Macron slams IRA subsidies on first day of state visit to Washington
The group of lawmakers and business people had just invited him to lunch ahead of his meeting with US President Joe Biden scheduled on Thursday.
On the first day of a state visit to Washington, French President Emmanuel Macron couldn't hold himself but throw a massive undiplomatic remark at his US hosts, that the Inflation Reduction Act (IRA) subsidies were posing a major threat to French competitors.
An AFP journalist reported he heard the French President tell US lawmakers and business people, "This is super aggressive for our business people."
"You will perhaps fix your issue, but you will increase my problem," he said, referring to the Inflation Reduction Act.
They had just invited him to lunch ahead of his meeting with US President Joe Biden scheduled on Thursday.
The French head of state will remain in the US on an official five-day visit that kicked off yesterday and will last through December 3. He is set to meet with Biden in Washington on December 1.
Read more: Macron urges the US to take part in talks to settle Ukraine conflict
In light of the sweeping energy crisis throughout the EU, serious concerns have been raised since Washington adopted the Inflation Reduction Act (IRA) on August 16, 2022, which many officials believe will entice crucial enterprises to invest in the US rather than the EU.
Some EU officials have gone as far as criticizing the bill for breaching international trade rules.
The IRA specifically covers a wide range of areas, including energy-related legislation.
It increased the Investment Tax Credit for renewable energy projects from 26% to 30% and extended it to all storage projects. It also includes tax credits to manufacture solar panels, inverters, and racking components.

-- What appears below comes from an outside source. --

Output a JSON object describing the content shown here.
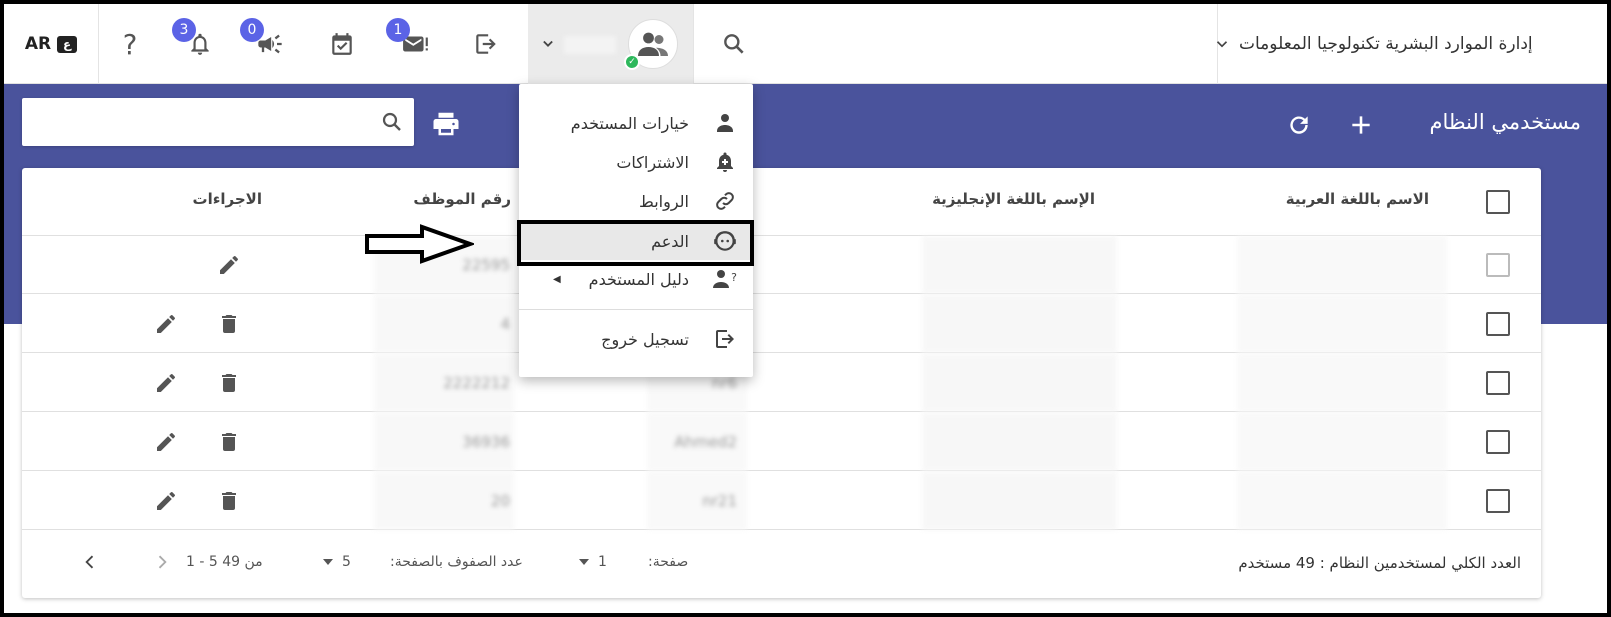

In addition, there are more tax credits for electric vehicles, electrical panels, heat pumps, and many other products directly related to the renewables industry.
The bill promises to put the difference of about $300 billion toward deficit reduction. It will also provide $369 billion in funds for energy security and climate change. $64 billion will be allocated to the Affordable Care Act over the next ten years.
Moreover, it will raise $739 billion in revenue by imposing a 15% corporate minimum tax. Printing that much more money to solve inflation does not seem to be a valid approach. But because the US dollar is the global reserve currency, there is no real trouble it that.
The bill will also aim to reform prescription drug pricing policies, boosting Internal Revenue Service tax enforcement and addressing the carried interest loophole.
On November 25, a report published by Politico revealed that several senior EU officials were blaming the US for "fracturing" the West and making "EU countries suffer" at the expense of Biden's campaign to support Ukraine.
According to the report, officials accused the US of amassing enormous profits out war as the US is seen "selling more gas at higher prices" and "selling more weapons."
It further stated that public opinion is shifting in many EU countries against the US' subsidy program.
"The Inflation Reduction Act is very worrying," said Dutch Trade Minister Liesje Schreinemacher. "The potential impact on the European economy is very big."
On November 29, another report by Politico showed that Macron's visit to the US will mark a turning point for Europe, as it will be the EU's last chance to convince the US to pursue a less strict Inflation Reduction Act and steer clear of a trade war.
Macron wants to know whether his American counterpart would be able to offer Europe cheaper gas and provide it with access to its multi-billion-dollar green industry subsidy scheme, the report states.
Read more: Biden to host Macron at state dinner to discuss Iran, China, Africa